[Data excerpts]
####################

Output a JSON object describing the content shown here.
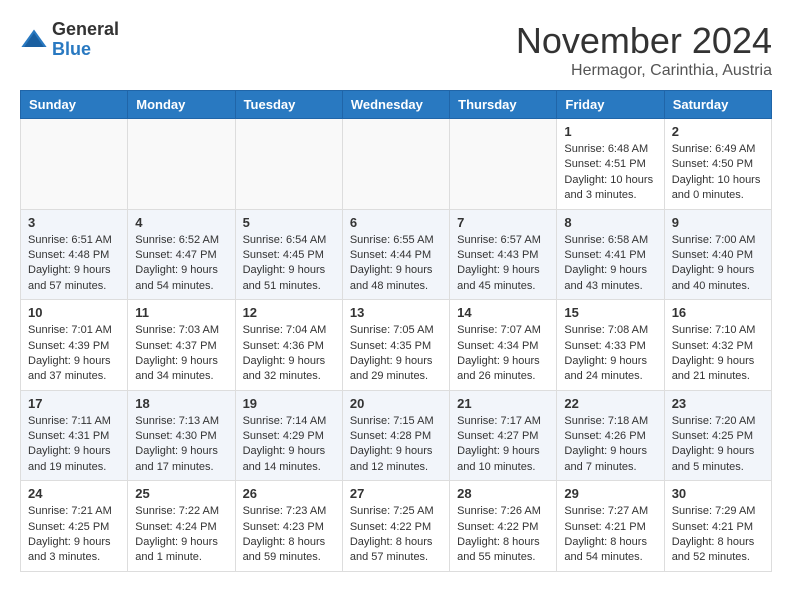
{
  "header": {
    "logo_general": "General",
    "logo_blue": "Blue",
    "month_title": "November 2024",
    "subtitle": "Hermagor, Carinthia, Austria"
  },
  "weekdays": [
    "Sunday",
    "Monday",
    "Tuesday",
    "Wednesday",
    "Thursday",
    "Friday",
    "Saturday"
  ],
  "weeks": [
    [
      {
        "day": "",
        "info": ""
      },
      {
        "day": "",
        "info": ""
      },
      {
        "day": "",
        "info": ""
      },
      {
        "day": "",
        "info": ""
      },
      {
        "day": "",
        "info": ""
      },
      {
        "day": "1",
        "info": "Sunrise: 6:48 AM\nSunset: 4:51 PM\nDaylight: 10 hours\nand 3 minutes."
      },
      {
        "day": "2",
        "info": "Sunrise: 6:49 AM\nSunset: 4:50 PM\nDaylight: 10 hours\nand 0 minutes."
      }
    ],
    [
      {
        "day": "3",
        "info": "Sunrise: 6:51 AM\nSunset: 4:48 PM\nDaylight: 9 hours\nand 57 minutes."
      },
      {
        "day": "4",
        "info": "Sunrise: 6:52 AM\nSunset: 4:47 PM\nDaylight: 9 hours\nand 54 minutes."
      },
      {
        "day": "5",
        "info": "Sunrise: 6:54 AM\nSunset: 4:45 PM\nDaylight: 9 hours\nand 51 minutes."
      },
      {
        "day": "6",
        "info": "Sunrise: 6:55 AM\nSunset: 4:44 PM\nDaylight: 9 hours\nand 48 minutes."
      },
      {
        "day": "7",
        "info": "Sunrise: 6:57 AM\nSunset: 4:43 PM\nDaylight: 9 hours\nand 45 minutes."
      },
      {
        "day": "8",
        "info": "Sunrise: 6:58 AM\nSunset: 4:41 PM\nDaylight: 9 hours\nand 43 minutes."
      },
      {
        "day": "9",
        "info": "Sunrise: 7:00 AM\nSunset: 4:40 PM\nDaylight: 9 hours\nand 40 minutes."
      }
    ],
    [
      {
        "day": "10",
        "info": "Sunrise: 7:01 AM\nSunset: 4:39 PM\nDaylight: 9 hours\nand 37 minutes."
      },
      {
        "day": "11",
        "info": "Sunrise: 7:03 AM\nSunset: 4:37 PM\nDaylight: 9 hours\nand 34 minutes."
      },
      {
        "day": "12",
        "info": "Sunrise: 7:04 AM\nSunset: 4:36 PM\nDaylight: 9 hours\nand 32 minutes."
      },
      {
        "day": "13",
        "info": "Sunrise: 7:05 AM\nSunset: 4:35 PM\nDaylight: 9 hours\nand 29 minutes."
      },
      {
        "day": "14",
        "info": "Sunrise: 7:07 AM\nSunset: 4:34 PM\nDaylight: 9 hours\nand 26 minutes."
      },
      {
        "day": "15",
        "info": "Sunrise: 7:08 AM\nSunset: 4:33 PM\nDaylight: 9 hours\nand 24 minutes."
      },
      {
        "day": "16",
        "info": "Sunrise: 7:10 AM\nSunset: 4:32 PM\nDaylight: 9 hours\nand 21 minutes."
      }
    ],
    [
      {
        "day": "17",
        "info": "Sunrise: 7:11 AM\nSunset: 4:31 PM\nDaylight: 9 hours\nand 19 minutes."
      },
      {
        "day": "18",
        "info": "Sunrise: 7:13 AM\nSunset: 4:30 PM\nDaylight: 9 hours\nand 17 minutes."
      },
      {
        "day": "19",
        "info": "Sunrise: 7:14 AM\nSunset: 4:29 PM\nDaylight: 9 hours\nand 14 minutes."
      },
      {
        "day": "20",
        "info": "Sunrise: 7:15 AM\nSunset: 4:28 PM\nDaylight: 9 hours\nand 12 minutes."
      },
      {
        "day": "21",
        "info": "Sunrise: 7:17 AM\nSunset: 4:27 PM\nDaylight: 9 hours\nand 10 minutes."
      },
      {
        "day": "22",
        "info": "Sunrise: 7:18 AM\nSunset: 4:26 PM\nDaylight: 9 hours\nand 7 minutes."
      },
      {
        "day": "23",
        "info": "Sunrise: 7:20 AM\nSunset: 4:25 PM\nDaylight: 9 hours\nand 5 minutes."
      }
    ],
    [
      {
        "day": "24",
        "info": "Sunrise: 7:21 AM\nSunset: 4:25 PM\nDaylight: 9 hours\nand 3 minutes."
      },
      {
        "day": "25",
        "info": "Sunrise: 7:22 AM\nSunset: 4:24 PM\nDaylight: 9 hours\nand 1 minute."
      },
      {
        "day": "26",
        "info": "Sunrise: 7:23 AM\nSunset: 4:23 PM\nDaylight: 8 hours\nand 59 minutes."
      },
      {
        "day": "27",
        "info": "Sunrise: 7:25 AM\nSunset: 4:22 PM\nDaylight: 8 hours\nand 57 minutes."
      },
      {
        "day": "28",
        "info": "Sunrise: 7:26 AM\nSunset: 4:22 PM\nDaylight: 8 hours\nand 55 minutes."
      },
      {
        "day": "29",
        "info": "Sunrise: 7:27 AM\nSunset: 4:21 PM\nDaylight: 8 hours\nand 54 minutes."
      },
      {
        "day": "30",
        "info": "Sunrise: 7:29 AM\nSunset: 4:21 PM\nDaylight: 8 hours\nand 52 minutes."
      }
    ]
  ]
}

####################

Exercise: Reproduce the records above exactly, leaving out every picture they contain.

Expected output:
Output a JSON object describing the content shown here.
{
  "header": {
    "logo_general": "General",
    "logo_blue": "Blue",
    "month_title": "November 2024",
    "subtitle": "Hermagor, Carinthia, Austria"
  },
  "weekdays": [
    "Sunday",
    "Monday",
    "Tuesday",
    "Wednesday",
    "Thursday",
    "Friday",
    "Saturday"
  ],
  "weeks": [
    [
      {
        "day": "",
        "info": ""
      },
      {
        "day": "",
        "info": ""
      },
      {
        "day": "",
        "info": ""
      },
      {
        "day": "",
        "info": ""
      },
      {
        "day": "",
        "info": ""
      },
      {
        "day": "1",
        "info": "Sunrise: 6:48 AM\nSunset: 4:51 PM\nDaylight: 10 hours\nand 3 minutes."
      },
      {
        "day": "2",
        "info": "Sunrise: 6:49 AM\nSunset: 4:50 PM\nDaylight: 10 hours\nand 0 minutes."
      }
    ],
    [
      {
        "day": "3",
        "info": "Sunrise: 6:51 AM\nSunset: 4:48 PM\nDaylight: 9 hours\nand 57 minutes."
      },
      {
        "day": "4",
        "info": "Sunrise: 6:52 AM\nSunset: 4:47 PM\nDaylight: 9 hours\nand 54 minutes."
      },
      {
        "day": "5",
        "info": "Sunrise: 6:54 AM\nSunset: 4:45 PM\nDaylight: 9 hours\nand 51 minutes."
      },
      {
        "day": "6",
        "info": "Sunrise: 6:55 AM\nSunset: 4:44 PM\nDaylight: 9 hours\nand 48 minutes."
      },
      {
        "day": "7",
        "info": "Sunrise: 6:57 AM\nSunset: 4:43 PM\nDaylight: 9 hours\nand 45 minutes."
      },
      {
        "day": "8",
        "info": "Sunrise: 6:58 AM\nSunset: 4:41 PM\nDaylight: 9 hours\nand 43 minutes."
      },
      {
        "day": "9",
        "info": "Sunrise: 7:00 AM\nSunset: 4:40 PM\nDaylight: 9 hours\nand 40 minutes."
      }
    ],
    [
      {
        "day": "10",
        "info": "Sunrise: 7:01 AM\nSunset: 4:39 PM\nDaylight: 9 hours\nand 37 minutes."
      },
      {
        "day": "11",
        "info": "Sunrise: 7:03 AM\nSunset: 4:37 PM\nDaylight: 9 hours\nand 34 minutes."
      },
      {
        "day": "12",
        "info": "Sunrise: 7:04 AM\nSunset: 4:36 PM\nDaylight: 9 hours\nand 32 minutes."
      },
      {
        "day": "13",
        "info": "Sunrise: 7:05 AM\nSunset: 4:35 PM\nDaylight: 9 hours\nand 29 minutes."
      },
      {
        "day": "14",
        "info": "Sunrise: 7:07 AM\nSunset: 4:34 PM\nDaylight: 9 hours\nand 26 minutes."
      },
      {
        "day": "15",
        "info": "Sunrise: 7:08 AM\nSunset: 4:33 PM\nDaylight: 9 hours\nand 24 minutes."
      },
      {
        "day": "16",
        "info": "Sunrise: 7:10 AM\nSunset: 4:32 PM\nDaylight: 9 hours\nand 21 minutes."
      }
    ],
    [
      {
        "day": "17",
        "info": "Sunrise: 7:11 AM\nSunset: 4:31 PM\nDaylight: 9 hours\nand 19 minutes."
      },
      {
        "day": "18",
        "info": "Sunrise: 7:13 AM\nSunset: 4:30 PM\nDaylight: 9 hours\nand 17 minutes."
      },
      {
        "day": "19",
        "info": "Sunrise: 7:14 AM\nSunset: 4:29 PM\nDaylight: 9 hours\nand 14 minutes."
      },
      {
        "day": "20",
        "info": "Sunrise: 7:15 AM\nSunset: 4:28 PM\nDaylight: 9 hours\nand 12 minutes."
      },
      {
        "day": "21",
        "info": "Sunrise: 7:17 AM\nSunset: 4:27 PM\nDaylight: 9 hours\nand 10 minutes."
      },
      {
        "day": "22",
        "info": "Sunrise: 7:18 AM\nSunset: 4:26 PM\nDaylight: 9 hours\nand 7 minutes."
      },
      {
        "day": "23",
        "info": "Sunrise: 7:20 AM\nSunset: 4:25 PM\nDaylight: 9 hours\nand 5 minutes."
      }
    ],
    [
      {
        "day": "24",
        "info": "Sunrise: 7:21 AM\nSunset: 4:25 PM\nDaylight: 9 hours\nand 3 minutes."
      },
      {
        "day": "25",
        "info": "Sunrise: 7:22 AM\nSunset: 4:24 PM\nDaylight: 9 hours\nand 1 minute."
      },
      {
        "day": "26",
        "info": "Sunrise: 7:23 AM\nSunset: 4:23 PM\nDaylight: 8 hours\nand 59 minutes."
      },
      {
        "day": "27",
        "info": "Sunrise: 7:25 AM\nSunset: 4:22 PM\nDaylight: 8 hours\nand 57 minutes."
      },
      {
        "day": "28",
        "info": "Sunrise: 7:26 AM\nSunset: 4:22 PM\nDaylight: 8 hours\nand 55 minutes."
      },
      {
        "day": "29",
        "info": "Sunrise: 7:27 AM\nSunset: 4:21 PM\nDaylight: 8 hours\nand 54 minutes."
      },
      {
        "day": "30",
        "info": "Sunrise: 7:29 AM\nSunset: 4:21 PM\nDaylight: 8 hours\nand 52 minutes."
      }
    ]
  ]
}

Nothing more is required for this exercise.